## AIM OF THE TASK
Where the word "date" shows up in a line below, that line is counted. State how many lines are counted, without any other words.

Saved data entries:
>>>

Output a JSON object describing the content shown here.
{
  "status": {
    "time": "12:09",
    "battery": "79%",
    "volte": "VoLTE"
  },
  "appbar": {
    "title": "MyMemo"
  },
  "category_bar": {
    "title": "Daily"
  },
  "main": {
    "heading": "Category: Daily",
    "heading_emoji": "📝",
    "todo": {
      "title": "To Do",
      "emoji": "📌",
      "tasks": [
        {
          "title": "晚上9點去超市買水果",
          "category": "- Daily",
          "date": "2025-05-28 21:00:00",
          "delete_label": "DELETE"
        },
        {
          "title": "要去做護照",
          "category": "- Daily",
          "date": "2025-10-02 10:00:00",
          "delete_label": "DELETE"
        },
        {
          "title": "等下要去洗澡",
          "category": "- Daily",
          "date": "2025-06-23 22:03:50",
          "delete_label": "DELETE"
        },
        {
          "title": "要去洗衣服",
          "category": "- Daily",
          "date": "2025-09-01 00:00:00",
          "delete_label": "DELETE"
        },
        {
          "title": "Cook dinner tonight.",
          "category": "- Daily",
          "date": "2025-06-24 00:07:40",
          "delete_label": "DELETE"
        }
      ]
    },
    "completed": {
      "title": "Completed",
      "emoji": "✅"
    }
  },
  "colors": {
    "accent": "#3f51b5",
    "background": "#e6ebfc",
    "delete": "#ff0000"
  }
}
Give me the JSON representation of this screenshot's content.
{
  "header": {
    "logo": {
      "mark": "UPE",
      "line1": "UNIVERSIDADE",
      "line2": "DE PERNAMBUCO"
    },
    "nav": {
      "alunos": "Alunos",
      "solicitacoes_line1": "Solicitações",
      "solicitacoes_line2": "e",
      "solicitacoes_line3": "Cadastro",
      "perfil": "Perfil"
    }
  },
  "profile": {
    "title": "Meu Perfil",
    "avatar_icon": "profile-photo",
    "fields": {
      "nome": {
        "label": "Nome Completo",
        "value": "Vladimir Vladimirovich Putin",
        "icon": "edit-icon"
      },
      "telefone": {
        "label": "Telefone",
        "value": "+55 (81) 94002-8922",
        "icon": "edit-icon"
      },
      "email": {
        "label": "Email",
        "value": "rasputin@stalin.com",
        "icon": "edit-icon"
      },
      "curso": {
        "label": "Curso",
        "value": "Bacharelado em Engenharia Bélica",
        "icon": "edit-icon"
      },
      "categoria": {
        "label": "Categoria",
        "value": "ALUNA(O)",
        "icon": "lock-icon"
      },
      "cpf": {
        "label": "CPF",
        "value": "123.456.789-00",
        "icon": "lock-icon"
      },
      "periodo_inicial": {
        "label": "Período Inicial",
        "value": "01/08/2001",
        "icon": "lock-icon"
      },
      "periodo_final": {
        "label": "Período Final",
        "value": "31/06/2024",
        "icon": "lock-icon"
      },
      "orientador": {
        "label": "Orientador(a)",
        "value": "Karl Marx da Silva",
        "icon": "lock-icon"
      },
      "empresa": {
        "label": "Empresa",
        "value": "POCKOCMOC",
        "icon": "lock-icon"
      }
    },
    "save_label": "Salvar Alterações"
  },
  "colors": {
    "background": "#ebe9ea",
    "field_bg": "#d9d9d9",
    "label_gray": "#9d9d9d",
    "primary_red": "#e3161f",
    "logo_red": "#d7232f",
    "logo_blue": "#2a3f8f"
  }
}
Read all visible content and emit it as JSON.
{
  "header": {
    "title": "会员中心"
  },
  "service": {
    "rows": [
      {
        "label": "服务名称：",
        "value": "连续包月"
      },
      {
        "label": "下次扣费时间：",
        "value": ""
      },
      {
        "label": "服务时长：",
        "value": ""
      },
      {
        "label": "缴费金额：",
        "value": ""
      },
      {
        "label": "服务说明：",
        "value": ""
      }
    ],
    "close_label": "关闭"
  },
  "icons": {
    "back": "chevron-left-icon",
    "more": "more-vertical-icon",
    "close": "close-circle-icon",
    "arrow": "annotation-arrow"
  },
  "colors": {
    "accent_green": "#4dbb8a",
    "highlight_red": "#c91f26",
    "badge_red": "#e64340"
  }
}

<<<

## EXPECTED OUTPUT
5